She was in a high fever and delirious on her wedding night, and a week later at death’s door. When she came out of her illness, reconciled to her family, meekly obedient to her husband, she was a wreck of herself —a prisoner for life, bound hand and foot, more pitiable than she would have been as a dead body fished out of the dam.
The tragic disproportion between crimes and punishments in this world!
Mrs Goldsworthy was reconciled to her relations through her illness— the greatest peacemaker in families, save death; and for her sake they made a show of tolerating her husband, after they had given him some bad hours behind her back. But the whole affair was like a blight on Redford, which was never the same place again. Mr Pennycuick had a slight “stroke” on hearing all the bad news at once. It was light enough to be passed over and hushed up, but his vigour and faculties declined from that hour with a rapidity that could be marked from day to day. “A changed man,” observed his neighbours, one to another. At the same time, they hinted that other things were not as they used to be—that the old man had had losses—that Redford was heavily burdened—that the proud Pennycuicks, already humbled, were likely to experience a further fall. Certainly, the governess was dispensed with, and the dashing four-in-hand withdrawn from the local racecourses and agricultural show-grounds, of which it had long been the constant and conspicuous ornament, to be sold at public auction, without reason given. The great, hospitable house got a character for dullness for the first time in its history. No lights or laughter flowed from the windows of the big drawing-room of an evening; the lawns lay dark and still, while downstairs a rubber of whist or a hand at cribbage with Jim Urquhart or Mr Thornycroft represented what was left of the gaieties of the past. These men—these old fogies, as fretful Frances styled them both—were not of those who shunned Redford because it had grown dull; on the contrary, they now—according to Frances again—virtually lived there. And it was the absent pleasure-seekers, her true kindred, for whom her soul longed.

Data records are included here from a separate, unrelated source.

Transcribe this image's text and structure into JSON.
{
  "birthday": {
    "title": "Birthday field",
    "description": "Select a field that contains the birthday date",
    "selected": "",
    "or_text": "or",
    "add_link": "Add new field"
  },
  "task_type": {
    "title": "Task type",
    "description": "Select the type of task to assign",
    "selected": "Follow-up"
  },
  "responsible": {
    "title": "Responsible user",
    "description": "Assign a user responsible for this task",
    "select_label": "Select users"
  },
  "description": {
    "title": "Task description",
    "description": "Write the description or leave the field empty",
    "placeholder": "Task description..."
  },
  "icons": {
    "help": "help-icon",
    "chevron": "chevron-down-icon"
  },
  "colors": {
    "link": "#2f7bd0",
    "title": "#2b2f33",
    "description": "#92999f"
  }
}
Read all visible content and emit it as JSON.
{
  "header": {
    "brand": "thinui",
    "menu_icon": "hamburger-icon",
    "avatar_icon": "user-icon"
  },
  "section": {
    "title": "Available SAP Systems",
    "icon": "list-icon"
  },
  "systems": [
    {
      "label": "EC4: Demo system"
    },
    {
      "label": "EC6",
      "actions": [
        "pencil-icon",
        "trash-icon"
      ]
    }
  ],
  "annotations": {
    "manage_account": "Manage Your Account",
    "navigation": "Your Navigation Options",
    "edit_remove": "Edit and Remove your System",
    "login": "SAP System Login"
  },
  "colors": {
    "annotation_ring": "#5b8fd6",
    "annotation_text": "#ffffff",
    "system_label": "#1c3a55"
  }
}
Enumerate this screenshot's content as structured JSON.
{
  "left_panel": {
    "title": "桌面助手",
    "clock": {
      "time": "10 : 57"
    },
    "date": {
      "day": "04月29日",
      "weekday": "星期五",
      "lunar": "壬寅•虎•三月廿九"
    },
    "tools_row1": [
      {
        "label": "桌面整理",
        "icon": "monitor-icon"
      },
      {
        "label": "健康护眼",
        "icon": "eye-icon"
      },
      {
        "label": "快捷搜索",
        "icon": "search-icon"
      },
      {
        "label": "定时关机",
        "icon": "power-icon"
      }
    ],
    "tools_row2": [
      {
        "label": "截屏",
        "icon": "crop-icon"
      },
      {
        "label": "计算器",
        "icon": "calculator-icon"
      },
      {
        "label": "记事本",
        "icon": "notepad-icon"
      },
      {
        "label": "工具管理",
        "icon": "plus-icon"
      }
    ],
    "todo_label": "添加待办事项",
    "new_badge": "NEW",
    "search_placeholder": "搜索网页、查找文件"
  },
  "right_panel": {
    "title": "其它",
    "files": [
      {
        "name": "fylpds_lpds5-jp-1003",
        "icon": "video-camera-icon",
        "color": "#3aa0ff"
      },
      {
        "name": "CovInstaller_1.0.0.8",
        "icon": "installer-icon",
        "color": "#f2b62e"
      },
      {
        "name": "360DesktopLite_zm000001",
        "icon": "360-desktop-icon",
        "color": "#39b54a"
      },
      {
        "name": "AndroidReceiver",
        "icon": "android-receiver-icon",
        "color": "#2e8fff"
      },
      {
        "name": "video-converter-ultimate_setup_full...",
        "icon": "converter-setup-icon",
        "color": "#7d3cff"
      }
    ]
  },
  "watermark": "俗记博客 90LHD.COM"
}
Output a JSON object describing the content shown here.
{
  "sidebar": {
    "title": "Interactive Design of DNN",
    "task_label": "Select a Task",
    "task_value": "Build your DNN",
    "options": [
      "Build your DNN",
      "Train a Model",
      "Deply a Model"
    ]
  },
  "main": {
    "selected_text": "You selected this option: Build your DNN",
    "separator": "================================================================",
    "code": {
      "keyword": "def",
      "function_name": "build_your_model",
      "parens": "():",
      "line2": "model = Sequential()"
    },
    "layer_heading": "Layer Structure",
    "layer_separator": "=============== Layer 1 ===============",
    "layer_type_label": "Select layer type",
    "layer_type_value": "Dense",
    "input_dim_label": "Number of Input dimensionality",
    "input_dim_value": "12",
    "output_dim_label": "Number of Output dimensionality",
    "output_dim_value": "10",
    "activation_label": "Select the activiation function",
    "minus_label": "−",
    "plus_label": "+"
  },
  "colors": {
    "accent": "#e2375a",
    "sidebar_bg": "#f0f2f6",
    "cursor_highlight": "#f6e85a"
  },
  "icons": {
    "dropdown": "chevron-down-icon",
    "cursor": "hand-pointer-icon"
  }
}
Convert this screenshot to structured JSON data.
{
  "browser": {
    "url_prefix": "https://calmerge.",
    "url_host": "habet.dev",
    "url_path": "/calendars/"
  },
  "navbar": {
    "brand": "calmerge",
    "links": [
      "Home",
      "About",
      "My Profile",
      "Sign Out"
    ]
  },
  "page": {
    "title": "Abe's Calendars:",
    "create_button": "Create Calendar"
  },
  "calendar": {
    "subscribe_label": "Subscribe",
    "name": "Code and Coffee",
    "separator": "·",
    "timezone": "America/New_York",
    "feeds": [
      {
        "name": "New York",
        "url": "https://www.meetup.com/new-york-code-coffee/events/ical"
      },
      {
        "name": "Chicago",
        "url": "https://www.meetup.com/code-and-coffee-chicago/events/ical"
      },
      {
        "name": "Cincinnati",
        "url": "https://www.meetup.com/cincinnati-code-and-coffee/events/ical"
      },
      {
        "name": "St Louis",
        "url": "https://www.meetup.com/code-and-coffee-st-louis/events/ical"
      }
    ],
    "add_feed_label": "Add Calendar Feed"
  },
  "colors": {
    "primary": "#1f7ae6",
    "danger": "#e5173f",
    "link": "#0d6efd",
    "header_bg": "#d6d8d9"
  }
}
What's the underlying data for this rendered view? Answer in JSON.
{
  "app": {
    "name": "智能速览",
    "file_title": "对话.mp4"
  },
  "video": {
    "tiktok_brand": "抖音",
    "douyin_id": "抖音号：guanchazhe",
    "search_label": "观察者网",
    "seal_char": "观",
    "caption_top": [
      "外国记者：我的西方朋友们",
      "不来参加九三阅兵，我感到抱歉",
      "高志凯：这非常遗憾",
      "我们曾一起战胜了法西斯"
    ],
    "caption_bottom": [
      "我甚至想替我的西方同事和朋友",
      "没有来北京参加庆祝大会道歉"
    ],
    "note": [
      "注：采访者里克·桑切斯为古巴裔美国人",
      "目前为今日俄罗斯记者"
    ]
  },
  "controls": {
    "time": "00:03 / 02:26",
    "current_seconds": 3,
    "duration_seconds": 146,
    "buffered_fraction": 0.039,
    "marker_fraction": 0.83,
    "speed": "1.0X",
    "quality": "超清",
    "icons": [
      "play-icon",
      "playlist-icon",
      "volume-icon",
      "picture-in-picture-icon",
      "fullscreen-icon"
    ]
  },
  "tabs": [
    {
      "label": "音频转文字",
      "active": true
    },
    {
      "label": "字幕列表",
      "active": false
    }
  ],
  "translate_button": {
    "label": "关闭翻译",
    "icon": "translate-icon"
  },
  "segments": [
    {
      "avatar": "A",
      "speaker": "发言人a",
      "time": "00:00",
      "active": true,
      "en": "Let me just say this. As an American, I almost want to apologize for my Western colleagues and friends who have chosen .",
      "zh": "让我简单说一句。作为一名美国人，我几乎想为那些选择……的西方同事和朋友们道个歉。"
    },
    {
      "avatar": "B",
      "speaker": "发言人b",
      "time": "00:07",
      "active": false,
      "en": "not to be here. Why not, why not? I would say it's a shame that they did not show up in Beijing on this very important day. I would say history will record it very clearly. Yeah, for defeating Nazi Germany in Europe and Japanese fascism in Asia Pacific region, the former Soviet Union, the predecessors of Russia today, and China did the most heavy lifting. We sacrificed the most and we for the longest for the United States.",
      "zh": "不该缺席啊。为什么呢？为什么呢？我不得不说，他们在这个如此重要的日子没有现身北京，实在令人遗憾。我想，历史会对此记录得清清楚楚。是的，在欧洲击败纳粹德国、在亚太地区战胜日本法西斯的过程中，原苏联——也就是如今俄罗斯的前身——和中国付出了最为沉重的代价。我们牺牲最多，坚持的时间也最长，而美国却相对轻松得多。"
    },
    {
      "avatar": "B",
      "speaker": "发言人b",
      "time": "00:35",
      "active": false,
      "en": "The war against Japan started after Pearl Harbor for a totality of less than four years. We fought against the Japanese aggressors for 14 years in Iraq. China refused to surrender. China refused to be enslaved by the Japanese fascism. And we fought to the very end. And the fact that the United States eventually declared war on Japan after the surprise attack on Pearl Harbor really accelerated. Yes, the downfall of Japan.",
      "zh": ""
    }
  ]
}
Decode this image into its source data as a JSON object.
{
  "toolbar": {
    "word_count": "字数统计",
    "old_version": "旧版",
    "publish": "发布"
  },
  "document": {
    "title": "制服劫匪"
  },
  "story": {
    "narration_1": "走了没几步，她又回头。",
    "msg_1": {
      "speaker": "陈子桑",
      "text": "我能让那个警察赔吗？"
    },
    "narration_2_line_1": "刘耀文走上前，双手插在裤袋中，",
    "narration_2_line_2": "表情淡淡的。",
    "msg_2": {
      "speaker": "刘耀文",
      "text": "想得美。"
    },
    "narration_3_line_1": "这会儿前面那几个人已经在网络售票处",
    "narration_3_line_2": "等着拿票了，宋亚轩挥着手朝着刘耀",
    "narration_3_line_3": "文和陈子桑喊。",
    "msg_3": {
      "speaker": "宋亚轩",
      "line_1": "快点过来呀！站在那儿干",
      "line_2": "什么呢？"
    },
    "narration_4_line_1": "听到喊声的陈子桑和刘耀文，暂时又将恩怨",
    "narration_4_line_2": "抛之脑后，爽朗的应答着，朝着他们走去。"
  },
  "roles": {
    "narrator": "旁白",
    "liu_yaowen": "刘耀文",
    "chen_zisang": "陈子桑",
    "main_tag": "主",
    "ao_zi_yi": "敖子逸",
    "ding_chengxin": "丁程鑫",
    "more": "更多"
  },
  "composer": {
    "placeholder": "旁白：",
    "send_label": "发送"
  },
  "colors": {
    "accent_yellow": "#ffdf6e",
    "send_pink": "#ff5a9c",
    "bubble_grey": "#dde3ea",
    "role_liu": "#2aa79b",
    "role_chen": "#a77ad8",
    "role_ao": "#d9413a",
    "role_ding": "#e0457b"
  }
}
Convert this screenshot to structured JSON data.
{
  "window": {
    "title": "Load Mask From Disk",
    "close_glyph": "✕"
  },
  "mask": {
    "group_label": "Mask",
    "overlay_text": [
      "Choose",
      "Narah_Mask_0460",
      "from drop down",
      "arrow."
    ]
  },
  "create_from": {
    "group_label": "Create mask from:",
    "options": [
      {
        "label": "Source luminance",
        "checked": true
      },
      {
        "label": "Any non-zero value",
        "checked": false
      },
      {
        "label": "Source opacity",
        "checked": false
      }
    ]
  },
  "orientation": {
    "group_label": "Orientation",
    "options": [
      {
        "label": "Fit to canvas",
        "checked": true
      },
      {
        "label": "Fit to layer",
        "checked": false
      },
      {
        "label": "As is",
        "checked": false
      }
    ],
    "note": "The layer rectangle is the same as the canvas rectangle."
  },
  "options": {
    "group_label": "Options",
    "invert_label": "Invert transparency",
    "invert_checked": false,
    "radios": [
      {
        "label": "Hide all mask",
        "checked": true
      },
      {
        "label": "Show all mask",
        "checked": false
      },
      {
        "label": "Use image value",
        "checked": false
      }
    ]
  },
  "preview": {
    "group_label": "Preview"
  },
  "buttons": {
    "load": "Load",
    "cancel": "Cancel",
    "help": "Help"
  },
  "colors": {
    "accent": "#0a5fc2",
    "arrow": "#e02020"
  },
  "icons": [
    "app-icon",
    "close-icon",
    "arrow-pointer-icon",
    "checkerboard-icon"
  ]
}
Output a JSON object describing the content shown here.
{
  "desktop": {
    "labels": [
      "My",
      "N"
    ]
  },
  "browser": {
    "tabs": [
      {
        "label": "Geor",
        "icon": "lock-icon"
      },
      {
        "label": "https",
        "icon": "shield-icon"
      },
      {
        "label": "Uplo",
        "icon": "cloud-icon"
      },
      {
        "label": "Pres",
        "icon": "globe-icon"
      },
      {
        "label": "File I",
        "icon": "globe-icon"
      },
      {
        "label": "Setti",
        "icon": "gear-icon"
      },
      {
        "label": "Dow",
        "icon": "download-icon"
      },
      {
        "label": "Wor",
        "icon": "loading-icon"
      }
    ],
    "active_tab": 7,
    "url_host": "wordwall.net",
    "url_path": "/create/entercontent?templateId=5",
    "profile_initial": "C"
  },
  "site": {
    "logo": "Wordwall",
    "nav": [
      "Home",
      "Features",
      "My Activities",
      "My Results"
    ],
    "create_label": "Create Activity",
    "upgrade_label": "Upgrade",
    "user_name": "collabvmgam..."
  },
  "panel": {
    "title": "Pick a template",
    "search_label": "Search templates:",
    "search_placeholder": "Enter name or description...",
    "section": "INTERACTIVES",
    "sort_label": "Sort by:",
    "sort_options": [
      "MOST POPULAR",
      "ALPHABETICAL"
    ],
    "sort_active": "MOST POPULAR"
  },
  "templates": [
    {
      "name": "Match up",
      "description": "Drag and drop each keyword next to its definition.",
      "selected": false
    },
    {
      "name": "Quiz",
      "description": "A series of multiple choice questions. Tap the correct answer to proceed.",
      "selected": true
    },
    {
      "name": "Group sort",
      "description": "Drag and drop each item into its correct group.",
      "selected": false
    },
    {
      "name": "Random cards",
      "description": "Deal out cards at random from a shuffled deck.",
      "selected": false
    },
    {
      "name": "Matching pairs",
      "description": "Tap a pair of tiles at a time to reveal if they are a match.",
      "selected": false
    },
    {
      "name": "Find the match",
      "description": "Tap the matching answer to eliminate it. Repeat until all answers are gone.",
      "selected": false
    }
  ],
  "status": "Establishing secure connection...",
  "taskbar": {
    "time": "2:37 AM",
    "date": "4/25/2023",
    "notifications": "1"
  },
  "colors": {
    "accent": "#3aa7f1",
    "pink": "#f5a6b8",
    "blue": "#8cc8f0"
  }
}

He who most openly resented the change, having (next to Mary) been most instrumental in causing it, was Deborah’s lover, Claud Dalzell.
He had been none too gracious a lover—although graceful enough, when all was well—seeing that he had continued his bachelor life, with all its social obligations, after as before his engagement, and had allowed this to run to nearly two years, without coming to any effective understanding about the wedding-day; but when, in the thick of her troubles, he descended upon Redford merely to denounce the Goldsworthy marriage as a personal affront, and, as it were, to tax her with it, then her loving indulgence did not suffice to excuse him.